by Joseph Clayton Mills

I had a friend who, over the long course of many years, gradually began to take on, as if by a process of osmosis, all of those quirks, opinions, and traits of character that I considered to be most deeply my own. When I first made his acquaintance, for example, he had shown a marked preference for the sentimental excesses of the films of Hollywood’s so-called “Golden Age” over the headier intellectual pleasures that characterize Italian neorealist cinema. After several years, however, he began to espouse, with equal fervor, precisely the opposite opinion; that is, a preference for Antonioni and Visconti over Capra, Hawks, and Sturges—an opinion that I had myself defended against all comers on occasions too numerous to mention. Indeed, it would not be exaggerating the point to say that my friend’s entire worldview incrementally conformed itself to my own. He was initially a devout Hegelian, and this despite my constant entreaties that he lend more credence to Nietzsche’s critique of the dialectic; after several years I was amazed to discover that, completely without my knowledge, and, as it were, on the sly, he had entirely thrown over Hegel for Nietzsche. Nor was my friend immune to aping even the most superficial aspects of my personality and character. When I first made his acquaintance, he was an inveterate smoker of Gauloise cigarettes; in time, he came to develop an insatiable addiction to my own beloved Cuban cigars. Once indifferent to sporting contests, he learned to emulate my fascination with amateur boxing. Formerly scrupulously clean-shaven, he eventually went so far as to attempt to cultivate my distinctive handlebar mustache. Initially, I found his tendency to adopt even my most eccentric mannerisms and opinions flattering—even charming—and I frequently congratulated myself on having exerted such a salutary effect on my young protege’s development.
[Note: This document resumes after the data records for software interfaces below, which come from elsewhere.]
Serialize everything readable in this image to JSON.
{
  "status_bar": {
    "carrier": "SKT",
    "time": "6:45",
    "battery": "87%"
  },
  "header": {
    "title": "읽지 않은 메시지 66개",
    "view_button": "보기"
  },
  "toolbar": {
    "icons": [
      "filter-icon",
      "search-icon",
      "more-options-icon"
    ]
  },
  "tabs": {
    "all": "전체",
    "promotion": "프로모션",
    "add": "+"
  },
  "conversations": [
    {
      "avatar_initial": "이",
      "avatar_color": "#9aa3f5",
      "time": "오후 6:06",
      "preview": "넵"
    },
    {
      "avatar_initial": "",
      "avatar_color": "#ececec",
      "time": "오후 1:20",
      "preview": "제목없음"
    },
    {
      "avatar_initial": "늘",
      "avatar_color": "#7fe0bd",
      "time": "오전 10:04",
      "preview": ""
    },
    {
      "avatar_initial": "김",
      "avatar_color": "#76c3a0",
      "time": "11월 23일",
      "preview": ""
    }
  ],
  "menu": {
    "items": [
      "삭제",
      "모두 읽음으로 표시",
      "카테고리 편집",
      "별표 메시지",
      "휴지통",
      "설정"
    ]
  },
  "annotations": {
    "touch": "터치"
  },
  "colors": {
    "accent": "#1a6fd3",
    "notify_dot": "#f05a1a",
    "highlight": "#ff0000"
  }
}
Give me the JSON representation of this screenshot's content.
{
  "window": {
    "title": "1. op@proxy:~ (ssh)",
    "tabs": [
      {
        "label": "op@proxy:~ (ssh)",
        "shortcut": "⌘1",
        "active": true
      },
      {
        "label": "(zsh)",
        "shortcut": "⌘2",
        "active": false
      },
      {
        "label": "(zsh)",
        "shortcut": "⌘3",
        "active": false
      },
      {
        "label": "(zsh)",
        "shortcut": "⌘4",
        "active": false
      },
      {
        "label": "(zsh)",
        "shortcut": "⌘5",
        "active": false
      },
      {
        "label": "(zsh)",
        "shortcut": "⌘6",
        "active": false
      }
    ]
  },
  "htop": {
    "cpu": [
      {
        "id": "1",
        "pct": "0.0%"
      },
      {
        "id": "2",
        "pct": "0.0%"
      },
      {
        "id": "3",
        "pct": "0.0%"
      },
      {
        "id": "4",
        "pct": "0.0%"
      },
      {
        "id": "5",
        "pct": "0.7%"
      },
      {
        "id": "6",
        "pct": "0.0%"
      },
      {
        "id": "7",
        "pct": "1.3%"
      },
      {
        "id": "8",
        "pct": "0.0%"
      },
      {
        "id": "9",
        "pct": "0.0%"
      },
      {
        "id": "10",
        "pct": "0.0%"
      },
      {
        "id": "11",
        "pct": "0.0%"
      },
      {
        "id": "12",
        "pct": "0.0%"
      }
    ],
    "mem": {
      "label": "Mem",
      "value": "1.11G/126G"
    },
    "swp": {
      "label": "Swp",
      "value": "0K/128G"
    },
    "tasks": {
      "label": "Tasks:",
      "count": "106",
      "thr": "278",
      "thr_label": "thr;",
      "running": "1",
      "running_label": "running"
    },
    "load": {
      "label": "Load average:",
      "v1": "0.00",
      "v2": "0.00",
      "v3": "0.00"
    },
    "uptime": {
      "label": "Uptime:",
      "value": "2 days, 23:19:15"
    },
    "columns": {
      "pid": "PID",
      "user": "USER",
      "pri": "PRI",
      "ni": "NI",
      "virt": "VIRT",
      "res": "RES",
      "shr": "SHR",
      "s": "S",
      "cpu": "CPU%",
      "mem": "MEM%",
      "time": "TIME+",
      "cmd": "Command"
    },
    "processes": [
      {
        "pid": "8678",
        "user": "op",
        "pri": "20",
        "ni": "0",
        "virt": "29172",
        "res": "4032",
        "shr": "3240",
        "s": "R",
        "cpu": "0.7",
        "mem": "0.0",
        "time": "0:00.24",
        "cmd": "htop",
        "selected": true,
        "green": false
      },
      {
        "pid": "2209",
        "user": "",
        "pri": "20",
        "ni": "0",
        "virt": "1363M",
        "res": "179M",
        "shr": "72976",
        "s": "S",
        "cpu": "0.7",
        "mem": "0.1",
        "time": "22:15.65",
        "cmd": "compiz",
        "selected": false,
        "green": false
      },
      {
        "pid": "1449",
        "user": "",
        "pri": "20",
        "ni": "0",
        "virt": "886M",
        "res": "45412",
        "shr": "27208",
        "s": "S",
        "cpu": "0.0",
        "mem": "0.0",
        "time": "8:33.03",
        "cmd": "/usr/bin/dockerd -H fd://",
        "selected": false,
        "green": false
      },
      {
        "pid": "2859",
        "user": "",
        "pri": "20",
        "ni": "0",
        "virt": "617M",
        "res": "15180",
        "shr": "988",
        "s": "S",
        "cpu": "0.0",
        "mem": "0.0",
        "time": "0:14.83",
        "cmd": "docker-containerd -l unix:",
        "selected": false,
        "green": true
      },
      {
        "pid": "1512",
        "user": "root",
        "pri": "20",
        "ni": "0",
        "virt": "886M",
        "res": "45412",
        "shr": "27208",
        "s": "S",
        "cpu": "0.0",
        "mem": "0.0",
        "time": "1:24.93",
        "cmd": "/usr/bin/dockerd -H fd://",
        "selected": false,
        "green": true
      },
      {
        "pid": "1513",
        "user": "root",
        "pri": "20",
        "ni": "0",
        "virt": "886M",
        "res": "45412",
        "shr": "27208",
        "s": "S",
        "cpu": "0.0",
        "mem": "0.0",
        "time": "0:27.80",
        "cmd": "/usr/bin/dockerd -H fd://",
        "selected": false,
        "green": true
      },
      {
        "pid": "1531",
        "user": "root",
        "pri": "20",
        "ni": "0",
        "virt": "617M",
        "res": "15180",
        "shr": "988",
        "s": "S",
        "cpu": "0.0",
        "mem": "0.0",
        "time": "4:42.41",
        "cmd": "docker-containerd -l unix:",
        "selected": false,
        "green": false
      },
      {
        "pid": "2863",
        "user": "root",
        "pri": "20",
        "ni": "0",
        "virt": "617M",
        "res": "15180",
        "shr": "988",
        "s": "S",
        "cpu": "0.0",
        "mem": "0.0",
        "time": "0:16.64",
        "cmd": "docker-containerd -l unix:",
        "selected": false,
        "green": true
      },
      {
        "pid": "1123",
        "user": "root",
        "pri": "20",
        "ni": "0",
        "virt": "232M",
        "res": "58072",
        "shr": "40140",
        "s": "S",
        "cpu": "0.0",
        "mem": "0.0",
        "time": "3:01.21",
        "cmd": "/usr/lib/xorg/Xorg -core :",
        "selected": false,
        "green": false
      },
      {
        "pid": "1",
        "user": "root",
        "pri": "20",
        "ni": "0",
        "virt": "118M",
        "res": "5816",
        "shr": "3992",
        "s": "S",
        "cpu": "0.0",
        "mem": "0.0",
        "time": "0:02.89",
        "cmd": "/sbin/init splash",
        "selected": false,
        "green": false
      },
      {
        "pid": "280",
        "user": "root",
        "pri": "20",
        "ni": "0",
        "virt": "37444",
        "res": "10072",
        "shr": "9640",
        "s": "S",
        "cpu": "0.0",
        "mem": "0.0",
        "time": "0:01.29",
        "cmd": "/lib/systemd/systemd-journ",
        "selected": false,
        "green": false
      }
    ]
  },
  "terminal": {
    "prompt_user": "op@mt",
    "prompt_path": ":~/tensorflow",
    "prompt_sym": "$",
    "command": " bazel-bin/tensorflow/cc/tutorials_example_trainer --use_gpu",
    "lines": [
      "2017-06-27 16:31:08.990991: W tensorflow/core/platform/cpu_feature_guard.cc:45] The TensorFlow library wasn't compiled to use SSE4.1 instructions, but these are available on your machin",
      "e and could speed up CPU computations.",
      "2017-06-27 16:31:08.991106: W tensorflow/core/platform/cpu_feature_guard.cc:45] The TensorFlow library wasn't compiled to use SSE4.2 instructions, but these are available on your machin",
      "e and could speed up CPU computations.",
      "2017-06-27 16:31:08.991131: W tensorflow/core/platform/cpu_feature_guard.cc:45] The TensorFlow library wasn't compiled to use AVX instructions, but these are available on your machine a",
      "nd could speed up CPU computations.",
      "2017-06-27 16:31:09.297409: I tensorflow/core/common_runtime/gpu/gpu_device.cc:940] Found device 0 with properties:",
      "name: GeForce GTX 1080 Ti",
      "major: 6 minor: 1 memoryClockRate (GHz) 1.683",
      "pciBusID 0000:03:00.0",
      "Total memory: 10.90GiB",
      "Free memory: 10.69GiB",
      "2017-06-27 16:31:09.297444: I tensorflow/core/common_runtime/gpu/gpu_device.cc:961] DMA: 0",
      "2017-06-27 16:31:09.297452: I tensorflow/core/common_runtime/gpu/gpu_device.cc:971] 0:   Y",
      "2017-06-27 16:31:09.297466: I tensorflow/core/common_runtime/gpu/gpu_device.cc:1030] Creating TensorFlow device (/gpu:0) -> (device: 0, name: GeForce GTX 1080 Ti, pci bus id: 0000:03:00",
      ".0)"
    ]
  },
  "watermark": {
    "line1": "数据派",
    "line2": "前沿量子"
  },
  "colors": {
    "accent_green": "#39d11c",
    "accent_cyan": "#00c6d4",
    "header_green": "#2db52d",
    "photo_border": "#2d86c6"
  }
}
Over time, however, as his mimicry grew ever more exact, I became increasingly disturbed. To my surprise, I found that the more perfectly my friend came to resemble me, the less pleasure I took in his company, until at last, as his performance was polished to a mirror-like exactitude, I found it quite impossible to be in his presence for even the slightest length of time. I avoided him as assiduously as I could, although the similarities in our habits and predilections led to inevitable run-ins at the tobacconist, the gymnasium, and the barber. On each occasion, somewhat to my consternation, I was consumed by a virulent loathing that I could only conceal with the greatest exertion of personal will. Fortunately, my friend’s abrupt and unexpected suicide alleviated the need for further social contact. Leaving a note that characterized his life as “a ludicrous farce no longer worth the trouble of living,” he had ingested a generous handful of prescription pain killers before hurling himself from the balcony of his tony downtown apartment. I must confess, however, that my immediate and somewhat embarrassing relief at his untimely demise was tempered by the troubling question of whether that life which he had so abruptly discarded and to which his suicide note had referred with such derision should truly be regarded as his own—and his final act merely the ultimate step in a process of self-annihilation that had perhaps begun with our first acquaintance—or whether, on the contrary, his suicide should be taken as the most outrageous insult to which I have ever been subjected.